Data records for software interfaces
-----

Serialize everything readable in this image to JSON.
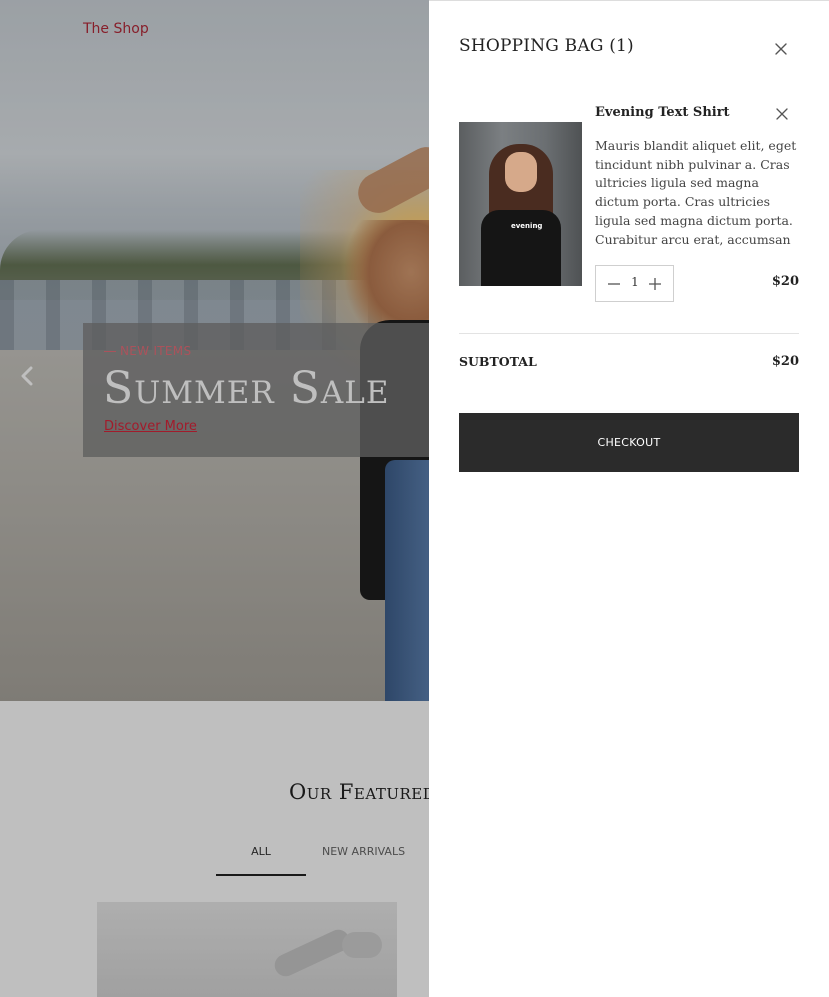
{
  "header": {
    "shop_link": "The Shop"
  },
  "hero": {
    "kicker": "NEW ITEMS",
    "title": "Summer Sale",
    "link": "Discover More",
    "prev_icon": "chevron-left-icon"
  },
  "featured": {
    "title": "Our Featured",
    "tabs": [
      {
        "label": "ALL",
        "active": true
      },
      {
        "label": "NEW ARRIVALS",
        "active": false
      }
    ]
  },
  "cart": {
    "title": "SHOPPING BAG (1)",
    "close_icon": "close-icon",
    "items": [
      {
        "name": "Evening Text Shirt",
        "description": "Mauris blandit aliquet elit, eget tincidunt nibh pulvinar a. Cras ultricies ligula sed magna dictum porta. Cras ultricies ligula sed magna dictum porta. Curabitur arcu erat, accumsan",
        "quantity": "1",
        "price": "$20",
        "shirt_text": "evening",
        "remove_icon": "close-icon"
      }
    ],
    "subtotal_label": "SUBTOTAL",
    "subtotal_value": "$20",
    "checkout_label": "CHECKOUT"
  },
  "colors": {
    "accent_red": "#b52a3a",
    "checkout_bg": "#2b2b2b",
    "overlay": "rgba(0,0,0,0.25)"
  }
}
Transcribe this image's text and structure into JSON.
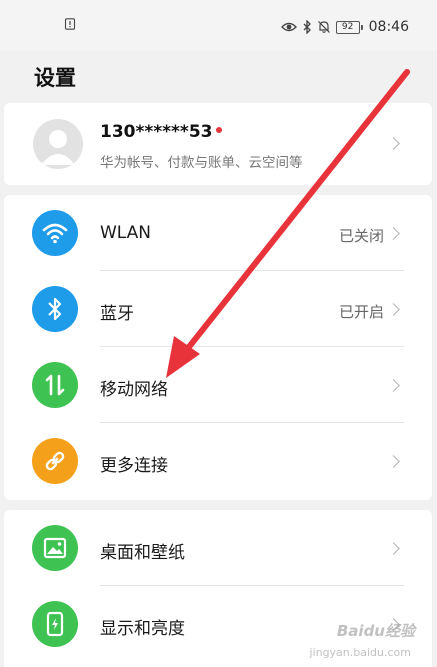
{
  "status_bar": {
    "time": "08:46",
    "battery": "92",
    "left_icon": "sim-alert-icon",
    "right_icons": [
      "eye-comfort-icon",
      "bluetooth-icon",
      "mute-bell-icon",
      "battery-icon"
    ]
  },
  "page": {
    "title": "设置"
  },
  "account": {
    "name": "130******53",
    "subtitle": "华为帐号、付款与账单、云空间等",
    "avatar_icon": "user-avatar-icon"
  },
  "items": [
    {
      "label": "WLAN",
      "value": "已关闭",
      "icon": "wifi-icon",
      "color": "#1e9be9"
    },
    {
      "label": "蓝牙",
      "value": "已开启",
      "icon": "bluetooth-icon",
      "color": "#1e9be9"
    },
    {
      "label": "移动网络",
      "value": "",
      "icon": "mobile-data-icon",
      "color": "#3ec251"
    },
    {
      "label": "更多连接",
      "value": "",
      "icon": "link-icon",
      "color": "#f5a01a"
    },
    {
      "label": "桌面和壁纸",
      "value": "",
      "icon": "wallpaper-icon",
      "color": "#3ec251"
    },
    {
      "label": "显示和亮度",
      "value": "",
      "icon": "display-icon",
      "color": "#3ec251"
    }
  ],
  "watermark": {
    "text": "Baidu经验",
    "sub": "jingyan.baidu.com"
  },
  "colors": {
    "annotation_arrow": "#e8333b",
    "accent_blue": "#1e9be9",
    "accent_green": "#3ec251",
    "accent_orange": "#f5a01a"
  }
}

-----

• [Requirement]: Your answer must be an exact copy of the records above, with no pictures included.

• [Task output]:
Serialize everything readable in this image to JSON.
{
  "header": {
    "shop_link": "The Shop"
  },
  "hero": {
    "kicker": "NEW ITEMS",
    "title": "Summer Sale",
    "link": "Discover More",
    "prev_icon": "chevron-left-icon"
  },
  "featured": {
    "title": "Our Featured",
    "tabs": [
      {
        "label": "ALL",
        "active": true
      },
      {
        "label": "NEW ARRIVALS",
        "active": false
      }
    ]
  },
  "cart": {
    "title": "SHOPPING BAG (1)",
    "close_icon": "close-icon",
    "items": [
      {
        "name": "Evening Text Shirt",
        "description": "Mauris blandit aliquet elit, eget tincidunt nibh pulvinar a. Cras ultricies ligula sed magna dictum porta. Cras ultricies ligula sed magna dictum porta. Curabitur arcu erat, accumsan",
        "quantity": "1",
        "price": "$20",
        "shirt_text": "evening",
        "remove_icon": "close-icon"
      }
    ],
    "subtotal_label": "SUBTOTAL",
    "subtotal_value": "$20",
    "checkout_label": "CHECKOUT"
  },
  "colors": {
    "accent_red": "#b52a3a",
    "checkout_bg": "#2b2b2b",
    "overlay": "rgba(0,0,0,0.25)"
  }
}
Transcribe this image's text and structure into JSON.
{
  "status_bar": {
    "time": "08:46",
    "battery": "92",
    "left_icon": "sim-alert-icon",
    "right_icons": [
      "eye-comfort-icon",
      "bluetooth-icon",
      "mute-bell-icon",
      "battery-icon"
    ]
  },
  "page": {
    "title": "设置"
  },
  "account": {
    "name": "130******53",
    "subtitle": "华为帐号、付款与账单、云空间等",
    "avatar_icon": "user-avatar-icon"
  },
  "items": [
    {
      "label": "WLAN",
      "value": "已关闭",
      "icon": "wifi-icon",
      "color": "#1e9be9"
    },
    {
      "label": "蓝牙",
      "value": "已开启",
      "icon": "bluetooth-icon",
      "color": "#1e9be9"
    },
    {
      "label": "移动网络",
      "value": "",
      "icon": "mobile-data-icon",
      "color": "#3ec251"
    },
    {
      "label": "更多连接",
      "value": "",
      "icon": "link-icon",
      "color": "#f5a01a"
    },
    {
      "label": "桌面和壁纸",
      "value": "",
      "icon": "wallpaper-icon",
      "color": "#3ec251"
    },
    {
      "label": "显示和亮度",
      "value": "",
      "icon": "display-icon",
      "color": "#3ec251"
    }
  ],
  "watermark": {
    "text": "Baidu经验",
    "sub": "jingyan.baidu.com"
  },
  "colors": {
    "annotation_arrow": "#e8333b",
    "accent_blue": "#1e9be9",
    "accent_green": "#3ec251",
    "accent_orange": "#f5a01a"
  }
}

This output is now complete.